BEGIN Input records

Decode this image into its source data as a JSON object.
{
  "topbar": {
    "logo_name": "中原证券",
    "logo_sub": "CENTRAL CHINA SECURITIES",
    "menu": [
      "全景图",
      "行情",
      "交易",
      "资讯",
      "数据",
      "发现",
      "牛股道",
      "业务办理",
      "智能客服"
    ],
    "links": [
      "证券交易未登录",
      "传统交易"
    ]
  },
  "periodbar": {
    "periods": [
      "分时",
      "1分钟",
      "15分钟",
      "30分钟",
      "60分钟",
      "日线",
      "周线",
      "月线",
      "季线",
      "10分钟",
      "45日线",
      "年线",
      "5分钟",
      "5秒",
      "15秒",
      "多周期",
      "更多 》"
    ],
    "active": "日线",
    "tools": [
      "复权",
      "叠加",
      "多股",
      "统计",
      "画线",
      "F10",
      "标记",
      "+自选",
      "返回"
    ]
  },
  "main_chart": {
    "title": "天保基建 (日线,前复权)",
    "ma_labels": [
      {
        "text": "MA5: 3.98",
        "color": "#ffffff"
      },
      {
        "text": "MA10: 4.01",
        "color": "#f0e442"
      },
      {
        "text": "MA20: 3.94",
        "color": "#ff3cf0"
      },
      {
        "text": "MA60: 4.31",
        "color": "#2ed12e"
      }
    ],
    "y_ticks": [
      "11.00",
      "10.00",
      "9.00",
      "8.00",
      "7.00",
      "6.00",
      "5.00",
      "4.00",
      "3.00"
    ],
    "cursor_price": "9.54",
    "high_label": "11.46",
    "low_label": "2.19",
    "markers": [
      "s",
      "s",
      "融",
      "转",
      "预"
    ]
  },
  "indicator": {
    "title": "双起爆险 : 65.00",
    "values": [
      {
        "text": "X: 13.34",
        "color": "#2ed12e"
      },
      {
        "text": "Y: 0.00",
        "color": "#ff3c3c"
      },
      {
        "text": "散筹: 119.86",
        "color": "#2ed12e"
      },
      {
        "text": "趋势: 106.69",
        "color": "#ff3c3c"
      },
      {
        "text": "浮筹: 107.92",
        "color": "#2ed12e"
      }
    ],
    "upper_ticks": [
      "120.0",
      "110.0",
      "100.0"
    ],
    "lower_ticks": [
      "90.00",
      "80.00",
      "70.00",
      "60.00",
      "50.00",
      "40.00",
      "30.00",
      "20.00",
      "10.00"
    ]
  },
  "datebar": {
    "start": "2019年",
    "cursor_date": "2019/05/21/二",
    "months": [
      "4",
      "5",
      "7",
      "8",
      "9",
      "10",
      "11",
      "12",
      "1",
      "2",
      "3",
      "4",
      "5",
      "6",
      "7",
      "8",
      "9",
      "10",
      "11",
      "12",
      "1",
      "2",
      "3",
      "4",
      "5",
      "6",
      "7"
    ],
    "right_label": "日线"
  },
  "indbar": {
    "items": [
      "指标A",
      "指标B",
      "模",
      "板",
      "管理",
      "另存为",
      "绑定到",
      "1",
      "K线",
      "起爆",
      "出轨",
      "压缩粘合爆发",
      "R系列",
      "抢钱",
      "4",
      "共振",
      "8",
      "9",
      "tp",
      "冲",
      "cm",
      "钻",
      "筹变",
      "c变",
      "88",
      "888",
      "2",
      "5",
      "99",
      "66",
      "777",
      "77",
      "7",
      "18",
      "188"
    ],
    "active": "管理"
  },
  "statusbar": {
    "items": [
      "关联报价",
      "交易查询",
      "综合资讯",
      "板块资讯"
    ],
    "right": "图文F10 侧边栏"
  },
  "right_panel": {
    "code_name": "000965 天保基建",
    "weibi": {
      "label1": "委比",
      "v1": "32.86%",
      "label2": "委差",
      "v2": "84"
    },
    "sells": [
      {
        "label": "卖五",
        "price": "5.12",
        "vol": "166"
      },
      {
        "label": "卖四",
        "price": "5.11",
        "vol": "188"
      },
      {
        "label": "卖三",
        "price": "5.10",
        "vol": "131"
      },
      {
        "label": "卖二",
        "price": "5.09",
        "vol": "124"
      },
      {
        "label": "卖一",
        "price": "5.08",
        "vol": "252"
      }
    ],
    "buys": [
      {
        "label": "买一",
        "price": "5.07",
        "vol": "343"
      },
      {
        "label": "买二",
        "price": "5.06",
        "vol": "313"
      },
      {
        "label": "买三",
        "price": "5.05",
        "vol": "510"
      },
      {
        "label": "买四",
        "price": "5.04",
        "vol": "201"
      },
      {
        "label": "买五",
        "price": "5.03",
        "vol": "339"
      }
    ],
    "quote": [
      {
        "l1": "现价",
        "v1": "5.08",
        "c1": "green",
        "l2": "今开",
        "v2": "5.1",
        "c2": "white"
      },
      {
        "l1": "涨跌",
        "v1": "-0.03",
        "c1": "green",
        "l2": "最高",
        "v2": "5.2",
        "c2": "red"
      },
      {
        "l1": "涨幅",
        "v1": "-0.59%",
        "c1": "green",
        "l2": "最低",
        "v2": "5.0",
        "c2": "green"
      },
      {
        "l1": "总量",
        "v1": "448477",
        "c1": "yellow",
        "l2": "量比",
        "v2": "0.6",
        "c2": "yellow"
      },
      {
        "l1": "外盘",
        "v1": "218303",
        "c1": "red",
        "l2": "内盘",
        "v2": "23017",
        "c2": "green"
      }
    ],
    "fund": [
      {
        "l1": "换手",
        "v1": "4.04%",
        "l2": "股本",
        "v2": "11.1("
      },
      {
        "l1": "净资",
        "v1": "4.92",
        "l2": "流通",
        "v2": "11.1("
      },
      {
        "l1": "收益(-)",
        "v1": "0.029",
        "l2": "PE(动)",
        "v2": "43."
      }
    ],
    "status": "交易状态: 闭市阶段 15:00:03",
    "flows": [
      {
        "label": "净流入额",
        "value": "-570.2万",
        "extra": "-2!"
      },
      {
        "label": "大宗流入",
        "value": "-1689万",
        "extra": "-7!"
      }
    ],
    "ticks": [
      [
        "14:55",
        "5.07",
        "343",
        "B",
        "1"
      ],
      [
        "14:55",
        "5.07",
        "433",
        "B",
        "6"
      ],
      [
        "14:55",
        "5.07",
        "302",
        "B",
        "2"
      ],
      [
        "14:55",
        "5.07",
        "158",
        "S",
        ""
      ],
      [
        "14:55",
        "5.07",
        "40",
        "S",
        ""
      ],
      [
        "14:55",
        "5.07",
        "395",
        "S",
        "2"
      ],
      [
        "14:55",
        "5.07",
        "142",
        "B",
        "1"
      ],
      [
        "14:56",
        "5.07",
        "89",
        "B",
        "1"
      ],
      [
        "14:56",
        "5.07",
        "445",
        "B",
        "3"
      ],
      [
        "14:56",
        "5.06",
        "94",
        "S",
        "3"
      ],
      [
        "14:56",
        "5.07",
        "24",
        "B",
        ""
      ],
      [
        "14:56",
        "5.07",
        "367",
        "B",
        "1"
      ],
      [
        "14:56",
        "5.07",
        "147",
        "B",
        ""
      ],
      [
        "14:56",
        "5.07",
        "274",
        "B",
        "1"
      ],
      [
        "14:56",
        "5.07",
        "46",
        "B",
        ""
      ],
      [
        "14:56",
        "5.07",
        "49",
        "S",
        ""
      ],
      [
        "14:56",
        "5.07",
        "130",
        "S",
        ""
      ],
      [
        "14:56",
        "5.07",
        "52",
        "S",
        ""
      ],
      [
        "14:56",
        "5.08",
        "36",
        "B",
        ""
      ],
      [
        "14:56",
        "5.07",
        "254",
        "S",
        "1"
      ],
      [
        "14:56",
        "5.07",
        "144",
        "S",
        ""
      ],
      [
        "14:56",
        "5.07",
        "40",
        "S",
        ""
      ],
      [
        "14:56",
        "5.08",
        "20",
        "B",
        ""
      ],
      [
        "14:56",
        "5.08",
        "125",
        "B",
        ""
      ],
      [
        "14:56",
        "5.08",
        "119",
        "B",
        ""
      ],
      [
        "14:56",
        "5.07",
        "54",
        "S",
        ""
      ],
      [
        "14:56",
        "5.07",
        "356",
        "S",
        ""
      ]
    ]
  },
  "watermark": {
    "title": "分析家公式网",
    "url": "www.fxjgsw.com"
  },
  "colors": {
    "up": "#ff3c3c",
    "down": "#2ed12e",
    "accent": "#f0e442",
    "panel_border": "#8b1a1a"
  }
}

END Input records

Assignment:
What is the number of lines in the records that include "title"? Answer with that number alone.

Solution to the problem:
3